Our family usually maintains a membership to the Dallas Zoo, which provides plenty of entertainment in its own right, but also offers discounts to several other zoos that participate in a particular network. I noticed the Cameron Park Zoo in Waco, Texas on the list, and as I had felt the urge to take a day trip somewhere that direction already, we had the perfect excuse for our excursion. However, while messing around on Instagram mere minutes before leaving, I noticed that the Mayborn Museum at Baylor University (also in Waco) had a temporary attraction based around my boys’ current favorite cartoon show, Paw Patrol. I felt practically obligated to let them experience that before it ended its run, so we made a last minute change in destination and headed there instead. (For any animal lovers rolling their eyes at me, my boys still didn’t forget the zoo, however, and asked to go there as well! We didn’t have time to do both, so I decided we would just go back down and see the zoo the following week.)

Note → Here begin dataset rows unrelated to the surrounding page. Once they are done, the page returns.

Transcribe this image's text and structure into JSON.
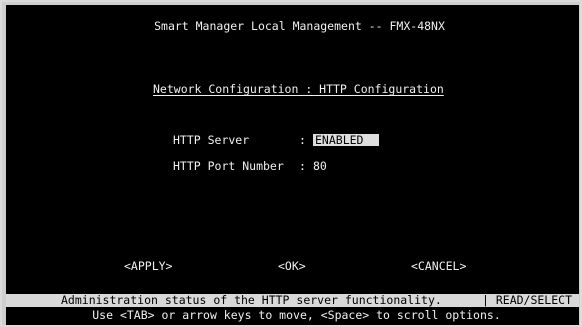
{
  "header": {
    "title": "Smart Manager Local Management -- FMX-48NX",
    "subtitle": "Network Configuration : HTTP Configuration"
  },
  "fields": [
    {
      "label": "HTTP Server",
      "separator": ":",
      "value": "ENABLED"
    },
    {
      "label": "HTTP Port Number",
      "separator": ":",
      "value": "80"
    }
  ],
  "actions": {
    "apply": "<APPLY>",
    "ok": "<OK>",
    "cancel": "<CANCEL>"
  },
  "status": {
    "message": "Administration status of the HTTP server functionality.",
    "mode": "| READ/SELECT"
  },
  "hint": "Use <TAB> or arrow keys to move, <Space> to scroll options.",
  "colors": {
    "screen_bg": "#000000",
    "text": "#f0f0f0",
    "highlight_bg": "#dedede",
    "statusbar_bg": "#d9d9d9"
  }
}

But this blog focuses on prehistory rather than random kids’ paraphernalia, and a temporary exhibit hardly tells one anything about the typical museum experience, so what of the rest of our visit? (UPDATE: the current temporary exhibit however DOES feature dinosaurs! Watch this space for further updates whenever I make it back there.) Although on roughly the same scale as a smaller museum like the Whiteside or the Heard, the Mayborn Museum has a layout and design sensibility that makes it feel like a rather larger institution. I would actually put it on roughly the same level as the Fort Worth Museum of Science and History, though I think I might like this one slightly better. Visitors begin in the main hall, with a Tyrannosaurus skeletal cast based on fossils from West Texas (though the signage acknowledges the fact that the Big Bend material may or may not represent T. rex itself), before moving on to the main exhibits, on a tour of Texas throughout history (one might even call it… Texas Through Time?).

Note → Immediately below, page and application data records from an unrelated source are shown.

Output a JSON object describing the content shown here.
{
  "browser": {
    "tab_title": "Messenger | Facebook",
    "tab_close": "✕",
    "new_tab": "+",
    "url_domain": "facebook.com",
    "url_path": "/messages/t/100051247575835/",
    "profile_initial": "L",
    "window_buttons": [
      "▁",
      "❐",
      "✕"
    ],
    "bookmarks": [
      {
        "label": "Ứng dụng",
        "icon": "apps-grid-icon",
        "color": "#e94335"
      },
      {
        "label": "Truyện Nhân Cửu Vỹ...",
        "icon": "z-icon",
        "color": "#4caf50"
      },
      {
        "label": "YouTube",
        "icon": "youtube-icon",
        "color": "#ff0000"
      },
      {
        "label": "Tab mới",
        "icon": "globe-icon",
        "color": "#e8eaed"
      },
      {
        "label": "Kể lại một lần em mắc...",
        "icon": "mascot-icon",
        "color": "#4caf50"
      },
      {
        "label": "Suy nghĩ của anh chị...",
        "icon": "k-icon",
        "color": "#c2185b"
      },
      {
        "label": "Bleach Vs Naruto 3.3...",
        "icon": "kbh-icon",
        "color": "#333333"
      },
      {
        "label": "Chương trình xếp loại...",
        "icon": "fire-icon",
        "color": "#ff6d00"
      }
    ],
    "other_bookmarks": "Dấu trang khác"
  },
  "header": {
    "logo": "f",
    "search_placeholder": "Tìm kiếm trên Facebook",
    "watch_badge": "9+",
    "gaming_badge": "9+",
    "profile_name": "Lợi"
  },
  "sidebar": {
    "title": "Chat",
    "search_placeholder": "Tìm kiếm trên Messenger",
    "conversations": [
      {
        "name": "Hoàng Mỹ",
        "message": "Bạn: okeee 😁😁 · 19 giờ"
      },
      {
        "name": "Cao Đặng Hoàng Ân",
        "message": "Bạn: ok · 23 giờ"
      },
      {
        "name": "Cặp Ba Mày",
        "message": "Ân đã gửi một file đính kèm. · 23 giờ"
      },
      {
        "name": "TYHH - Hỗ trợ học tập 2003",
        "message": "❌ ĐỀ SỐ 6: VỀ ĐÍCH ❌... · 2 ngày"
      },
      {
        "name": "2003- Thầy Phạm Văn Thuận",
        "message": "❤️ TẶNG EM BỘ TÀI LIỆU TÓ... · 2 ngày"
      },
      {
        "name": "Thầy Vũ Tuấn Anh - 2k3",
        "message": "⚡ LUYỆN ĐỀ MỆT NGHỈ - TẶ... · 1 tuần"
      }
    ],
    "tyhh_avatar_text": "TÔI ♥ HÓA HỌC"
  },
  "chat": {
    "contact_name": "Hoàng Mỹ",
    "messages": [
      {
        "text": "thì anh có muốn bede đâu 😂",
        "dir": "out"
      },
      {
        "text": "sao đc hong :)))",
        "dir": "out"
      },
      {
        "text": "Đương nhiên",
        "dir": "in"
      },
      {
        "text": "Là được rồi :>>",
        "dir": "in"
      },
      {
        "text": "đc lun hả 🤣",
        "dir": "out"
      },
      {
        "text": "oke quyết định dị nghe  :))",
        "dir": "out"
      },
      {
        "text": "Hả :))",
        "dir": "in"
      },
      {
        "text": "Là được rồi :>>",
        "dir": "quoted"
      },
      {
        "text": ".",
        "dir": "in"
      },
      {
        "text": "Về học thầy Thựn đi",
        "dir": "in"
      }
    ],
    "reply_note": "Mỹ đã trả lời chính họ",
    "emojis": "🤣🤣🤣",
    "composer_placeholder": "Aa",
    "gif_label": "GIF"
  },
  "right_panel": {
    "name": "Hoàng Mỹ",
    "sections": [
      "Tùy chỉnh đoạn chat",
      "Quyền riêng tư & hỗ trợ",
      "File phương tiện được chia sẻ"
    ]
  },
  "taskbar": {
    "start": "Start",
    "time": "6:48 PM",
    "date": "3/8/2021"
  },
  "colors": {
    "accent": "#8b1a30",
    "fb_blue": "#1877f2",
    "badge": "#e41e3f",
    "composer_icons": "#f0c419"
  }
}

The fossil halls give one a delightful impression of touring some mysterious old man’s private curiousity cabinet, with trimmings recalling some grand old house, and various assortments of specimens. (Historical note: “Curiosity Cabinets” were not necessarily just cupboards full of bored rich people’s knickknacks. They could comprise whole rooms or even houses, and were in many ways the first proto-museums. The title of Mary Anning’s Curiosity references this practice, common in the protagonist’s time.) One room which mildly breaks this impression houses a life-sized replica of a pliosaur discovered in the region, shown chasing a school of squid (or possibly belemnites).
Once one reaches the Protostega (a prehistoric sea turtle and close relative of the more famous Archelon), coincidentally framed in a manner very reminiscent of Jurassic World: Fallen Kingdom‘s Lockwood Manor, several passages branch off to display various other aspects of Texas’ human and natural history.
The two paths to the left of the Protostega feature walkthrough reproductions of Texas caves and woodlands, while the path ahead features historical exhibits on the Native Americans and European settlers of Texas, before looping back to the main entrance. More pertinently to this blog, however, the path on the right leads visitors up a stormy gulch to the site of a mass grave… the remains of Waco’s own (former) resident Columbian Mammoth herd. The Mayborn Museum is actually the main repository for fossils excavated from the nearby Waco Mammoth National Monument, a digsite which has itself been been enclosed and turned into an in-situ museum, similar to the La Brea Tar Pits or Dinosaur National Monument. That place deserves its own review, but the Mayborn provides something of a preview with an entire semi-excavated block full of adult and juvenile mammoths skeletons, encased beneath a glass floor, allowing guests to walk all over it and examine it from above. It makes for a refreshingly different way to enjoy the fossils, adding a unique twist on the museum experience.
After making our way through the history exhibits back to the main hall, we decided to check out the other half of the museum, home to the Jeanes Discovery Center and Backyard Ecology areas. With the exception of a model railroad display, most of the interactive children’s play areas in the Discovery Center were still blocked off due to Covid precautions, but the Backyard Ecology area teaching children about local habitats and wildlife was still completely open. This area houses terrariums and aquariums full of live animals, as well as a few activities, some of which were still open. My boys most enjoyed the water play table teaching kids about river flow and hydroelectricty, and had lots of fun setting up dams to more efficiently direct the river’s flow through sets of water wheels and make them spin faster.
We had a great time at the Mayborn Museum. I have actually visited once before, a few years ago, and I enjoyed it just as much this time. The exhibits are plenty interesting & nicely designed, and while the normal children’s area wasn’t fully open during our visit, the temporary Paw Patrol attraction made up for at least some of the activities normally offered there. I recommend it to anyone in the area, and give it a satisfied Dino Dad Stomp of Approval! For more Texas museums, check out my reviews of the Whiteside Museum of Natural History, Dinosaur Valley State Park, the ICR Discovery Center, Texas Through Time, and the Heard Natural Science Museum.
That T. rex mount looks a lot like the Smithsonian’s former Stan mount to me. Just see for yourself. Must be the pose